We hiked the Hoop Hole Trail in combination with the Iron Ore Trail which starts at the base of Roaring Run Furnace to create an approximate 14 mile loop The Hoop Hole section was in decent condition and we had no trouble following the blazes and staying on the trail, except for a few places along the ridge and boulder field crossings. I was disappointed with the views- mostly through trees with no good rock outcroppings- but that was the only downside. We even bushwhacked our way up to the top of Pine Mountain to catch some views, but were again at a loss to find them. The upper loop is remote and feels wild. We saw only two other hikers on the entire trip. We also observed a family of black bear from a distance frolic in the woods and pass by us unaware. As for the lower portion, it was lush, green, and thick with Rhododendron. There were a number of stream crossings which were beautiful. For an added bonus, the Roaring Run Rec Area is a well-maintained park with an enormous pre civil war stone furnace to explore, along with a short, scenic walk to a large waterfall and numerous rock slides and swimming holes. I definitely plan on coming back to this spot again with family to swim when it's warmer. Overall, there are more interesting trails out there, but this one had most of what we were looking for. Far added interest, start at Roaring Run Rec Area a few miles north of the listed trailhead and access the loop from there.

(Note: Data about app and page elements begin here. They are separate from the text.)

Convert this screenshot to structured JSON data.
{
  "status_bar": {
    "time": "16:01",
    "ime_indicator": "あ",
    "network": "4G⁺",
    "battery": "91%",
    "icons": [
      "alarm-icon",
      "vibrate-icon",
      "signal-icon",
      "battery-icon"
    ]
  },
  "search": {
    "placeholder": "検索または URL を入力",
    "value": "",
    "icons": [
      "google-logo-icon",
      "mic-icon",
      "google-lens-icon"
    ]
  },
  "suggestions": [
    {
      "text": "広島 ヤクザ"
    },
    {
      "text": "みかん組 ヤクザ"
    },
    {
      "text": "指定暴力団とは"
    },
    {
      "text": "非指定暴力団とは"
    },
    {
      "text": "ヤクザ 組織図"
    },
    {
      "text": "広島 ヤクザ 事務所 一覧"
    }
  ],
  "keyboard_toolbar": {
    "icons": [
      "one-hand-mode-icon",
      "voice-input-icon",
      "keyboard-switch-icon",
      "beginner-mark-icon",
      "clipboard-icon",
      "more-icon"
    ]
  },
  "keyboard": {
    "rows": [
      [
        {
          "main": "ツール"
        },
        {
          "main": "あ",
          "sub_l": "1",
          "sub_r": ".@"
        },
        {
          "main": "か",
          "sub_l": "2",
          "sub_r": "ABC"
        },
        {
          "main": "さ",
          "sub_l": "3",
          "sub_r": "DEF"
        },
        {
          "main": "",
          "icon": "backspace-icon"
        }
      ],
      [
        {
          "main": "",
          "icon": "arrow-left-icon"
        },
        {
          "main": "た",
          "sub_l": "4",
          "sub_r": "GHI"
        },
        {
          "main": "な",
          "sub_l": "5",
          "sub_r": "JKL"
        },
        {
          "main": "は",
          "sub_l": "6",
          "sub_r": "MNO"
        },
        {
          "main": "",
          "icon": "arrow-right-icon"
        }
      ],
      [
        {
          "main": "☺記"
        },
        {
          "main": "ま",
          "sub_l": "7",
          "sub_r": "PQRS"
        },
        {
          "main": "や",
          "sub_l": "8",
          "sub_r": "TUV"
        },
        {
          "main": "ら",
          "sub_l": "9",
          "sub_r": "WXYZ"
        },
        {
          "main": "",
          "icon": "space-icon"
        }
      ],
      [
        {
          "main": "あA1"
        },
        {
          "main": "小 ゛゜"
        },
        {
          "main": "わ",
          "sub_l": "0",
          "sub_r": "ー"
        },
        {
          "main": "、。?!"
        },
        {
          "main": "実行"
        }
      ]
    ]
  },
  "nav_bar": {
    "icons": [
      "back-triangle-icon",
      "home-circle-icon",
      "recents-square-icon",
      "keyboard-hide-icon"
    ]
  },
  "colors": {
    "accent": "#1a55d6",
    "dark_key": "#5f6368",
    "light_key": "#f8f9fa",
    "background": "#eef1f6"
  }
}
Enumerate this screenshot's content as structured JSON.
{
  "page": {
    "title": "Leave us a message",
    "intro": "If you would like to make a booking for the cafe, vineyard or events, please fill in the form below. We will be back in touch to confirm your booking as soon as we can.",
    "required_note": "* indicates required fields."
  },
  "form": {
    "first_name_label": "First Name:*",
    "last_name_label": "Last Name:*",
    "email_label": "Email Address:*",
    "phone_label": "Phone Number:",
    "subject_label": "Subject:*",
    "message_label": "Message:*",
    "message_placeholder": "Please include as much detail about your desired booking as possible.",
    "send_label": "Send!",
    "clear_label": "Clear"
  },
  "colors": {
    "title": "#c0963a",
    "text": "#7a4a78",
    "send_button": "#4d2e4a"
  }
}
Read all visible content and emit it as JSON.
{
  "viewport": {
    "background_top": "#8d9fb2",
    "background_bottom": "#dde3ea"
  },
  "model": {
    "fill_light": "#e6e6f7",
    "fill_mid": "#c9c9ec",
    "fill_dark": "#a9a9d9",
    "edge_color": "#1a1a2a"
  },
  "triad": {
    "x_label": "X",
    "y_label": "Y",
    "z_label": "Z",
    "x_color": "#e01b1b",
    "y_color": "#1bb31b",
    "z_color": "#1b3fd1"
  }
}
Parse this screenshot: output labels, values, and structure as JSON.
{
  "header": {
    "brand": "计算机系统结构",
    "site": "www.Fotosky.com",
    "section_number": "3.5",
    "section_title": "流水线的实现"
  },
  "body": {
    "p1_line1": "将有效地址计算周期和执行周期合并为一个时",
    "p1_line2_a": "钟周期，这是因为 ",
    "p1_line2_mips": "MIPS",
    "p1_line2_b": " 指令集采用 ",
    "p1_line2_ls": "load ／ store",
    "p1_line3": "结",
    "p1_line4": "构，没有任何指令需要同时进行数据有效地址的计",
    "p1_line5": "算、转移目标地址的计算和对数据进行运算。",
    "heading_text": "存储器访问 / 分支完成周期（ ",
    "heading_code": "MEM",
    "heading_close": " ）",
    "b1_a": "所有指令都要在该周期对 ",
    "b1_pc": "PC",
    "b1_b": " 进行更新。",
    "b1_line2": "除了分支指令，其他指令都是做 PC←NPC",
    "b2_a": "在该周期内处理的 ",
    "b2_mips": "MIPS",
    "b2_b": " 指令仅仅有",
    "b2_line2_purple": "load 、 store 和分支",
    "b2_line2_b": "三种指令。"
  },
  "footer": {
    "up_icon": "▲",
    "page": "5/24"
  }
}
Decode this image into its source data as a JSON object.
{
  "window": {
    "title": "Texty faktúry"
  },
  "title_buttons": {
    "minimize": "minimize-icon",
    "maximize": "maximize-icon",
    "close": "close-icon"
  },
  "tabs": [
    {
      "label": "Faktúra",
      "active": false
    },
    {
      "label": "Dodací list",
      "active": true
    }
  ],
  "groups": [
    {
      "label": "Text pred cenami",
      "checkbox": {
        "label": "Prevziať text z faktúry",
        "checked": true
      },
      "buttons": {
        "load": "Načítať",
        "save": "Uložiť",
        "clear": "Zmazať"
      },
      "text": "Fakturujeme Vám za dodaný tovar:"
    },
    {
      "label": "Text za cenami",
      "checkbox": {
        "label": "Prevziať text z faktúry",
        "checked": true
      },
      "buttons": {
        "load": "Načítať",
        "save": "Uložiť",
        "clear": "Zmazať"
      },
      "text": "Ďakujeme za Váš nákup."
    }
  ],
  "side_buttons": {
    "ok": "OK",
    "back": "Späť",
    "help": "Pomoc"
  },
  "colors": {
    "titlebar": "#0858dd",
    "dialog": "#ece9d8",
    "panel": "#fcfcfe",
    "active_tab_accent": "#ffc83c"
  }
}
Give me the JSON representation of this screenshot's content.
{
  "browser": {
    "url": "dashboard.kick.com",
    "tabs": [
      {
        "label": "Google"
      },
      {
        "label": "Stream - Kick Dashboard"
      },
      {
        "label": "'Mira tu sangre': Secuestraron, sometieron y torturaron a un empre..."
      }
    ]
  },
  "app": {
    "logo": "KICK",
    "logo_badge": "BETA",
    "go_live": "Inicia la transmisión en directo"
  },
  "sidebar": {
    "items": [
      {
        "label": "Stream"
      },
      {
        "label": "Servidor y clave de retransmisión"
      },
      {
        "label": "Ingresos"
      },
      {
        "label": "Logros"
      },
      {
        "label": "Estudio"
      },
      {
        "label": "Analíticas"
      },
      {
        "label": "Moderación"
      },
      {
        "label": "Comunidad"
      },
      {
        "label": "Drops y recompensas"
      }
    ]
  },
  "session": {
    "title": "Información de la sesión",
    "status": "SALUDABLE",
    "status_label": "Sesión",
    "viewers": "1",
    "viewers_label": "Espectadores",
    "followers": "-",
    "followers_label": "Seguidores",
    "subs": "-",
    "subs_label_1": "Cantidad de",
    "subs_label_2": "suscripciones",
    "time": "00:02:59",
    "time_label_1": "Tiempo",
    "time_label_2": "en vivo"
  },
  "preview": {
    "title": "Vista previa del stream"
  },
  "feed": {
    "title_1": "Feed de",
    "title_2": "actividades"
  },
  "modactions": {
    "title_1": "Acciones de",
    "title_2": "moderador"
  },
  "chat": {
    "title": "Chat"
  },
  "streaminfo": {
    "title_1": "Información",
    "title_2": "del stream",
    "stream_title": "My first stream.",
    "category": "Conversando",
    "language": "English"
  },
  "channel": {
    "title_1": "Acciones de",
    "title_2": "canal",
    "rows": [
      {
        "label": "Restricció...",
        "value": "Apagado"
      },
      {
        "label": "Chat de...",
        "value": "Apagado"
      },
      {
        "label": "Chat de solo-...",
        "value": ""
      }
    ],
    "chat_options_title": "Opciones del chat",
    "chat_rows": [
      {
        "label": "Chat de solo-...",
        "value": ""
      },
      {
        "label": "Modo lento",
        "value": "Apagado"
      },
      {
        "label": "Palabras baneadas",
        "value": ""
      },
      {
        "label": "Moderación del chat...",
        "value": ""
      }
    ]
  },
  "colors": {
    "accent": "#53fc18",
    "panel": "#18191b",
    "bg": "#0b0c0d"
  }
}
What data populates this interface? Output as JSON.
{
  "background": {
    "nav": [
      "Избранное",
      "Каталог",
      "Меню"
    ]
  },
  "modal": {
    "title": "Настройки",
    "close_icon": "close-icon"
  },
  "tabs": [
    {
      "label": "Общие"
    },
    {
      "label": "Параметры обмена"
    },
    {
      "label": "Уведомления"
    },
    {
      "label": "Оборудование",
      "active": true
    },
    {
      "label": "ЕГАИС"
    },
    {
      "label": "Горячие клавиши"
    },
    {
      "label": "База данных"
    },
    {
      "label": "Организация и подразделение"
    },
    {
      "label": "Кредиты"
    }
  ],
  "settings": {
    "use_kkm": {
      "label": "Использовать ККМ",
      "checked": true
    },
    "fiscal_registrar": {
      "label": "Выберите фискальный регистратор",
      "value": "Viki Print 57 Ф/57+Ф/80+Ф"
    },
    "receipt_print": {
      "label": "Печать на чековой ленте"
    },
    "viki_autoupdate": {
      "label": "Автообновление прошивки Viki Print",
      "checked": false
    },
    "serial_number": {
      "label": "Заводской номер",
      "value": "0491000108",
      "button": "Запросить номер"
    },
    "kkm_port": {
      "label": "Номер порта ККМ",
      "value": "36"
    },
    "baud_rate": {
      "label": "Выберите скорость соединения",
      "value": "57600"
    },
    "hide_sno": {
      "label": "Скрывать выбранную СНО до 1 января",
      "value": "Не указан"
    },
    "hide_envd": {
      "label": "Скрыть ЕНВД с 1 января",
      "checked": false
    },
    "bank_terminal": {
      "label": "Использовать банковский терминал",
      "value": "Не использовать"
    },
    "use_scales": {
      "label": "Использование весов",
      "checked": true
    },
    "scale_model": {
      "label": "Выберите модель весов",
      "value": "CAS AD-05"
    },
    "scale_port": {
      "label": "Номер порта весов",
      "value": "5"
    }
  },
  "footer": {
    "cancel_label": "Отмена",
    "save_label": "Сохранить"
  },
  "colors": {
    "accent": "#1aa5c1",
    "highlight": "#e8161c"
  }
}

We hiked the 9.7 mile Hoop Hole trail in the spring of 2010. It was a family hike with our two sons ages 15 and 13. We started in the early morning around 8 am and finished around 6 pm. We stopped on the up hill climb for maybe 30 minutes so the boys could play in the cold mountain stream and then stopped for 45-60 minute for lunch at the top of Pine Mountain. Otherwise, other than short breaks on the trail, we were on the move. As others have noted the lower section is absolutely beautiful. When we started the mountain was shrouded in a heavy fog which we hiked through for several hours. This hike has an elevation gain in the first 4 miles of roughly 2,400 feet and most of this gain, around 1,700 feet, occurs over miles 3 and 4. As others mentioned,the fourth mile takes you through some fairly rugged, boulder strewn, terrain as you approach the top of Pine Mountain. This section is neither well marked nor heavily traveled. So, finding and staying on the trail takes some effort. We hiked the trail in early April. So, the stinging nettles were not a problem. However, we spent considerable time and effort climbing over and under a number of fallen trees that blocked the trail. The upside of an April hike was that we had some glorious views both ascending and descending the mountain. We selected the hike for the elevation gain and so had anticipated some rough going. With this said, I still under estimated the difficulty of the hike. We ran short on water even though we were carrying at least 2.5 liters per person (10 Nalgenes). The take away. Always carry some iodine tabs or a water filter, if preferred. The hike wore us all out. But was a good learning experience and the views in April were rather amazing. How you rate a hike is a function of expectations and goals. I'd like to do the hike again. Perhaps with an overnight stay up on the mountain. The average hiker will want to avoid the upper loop. But if your looking for something different. Go for it.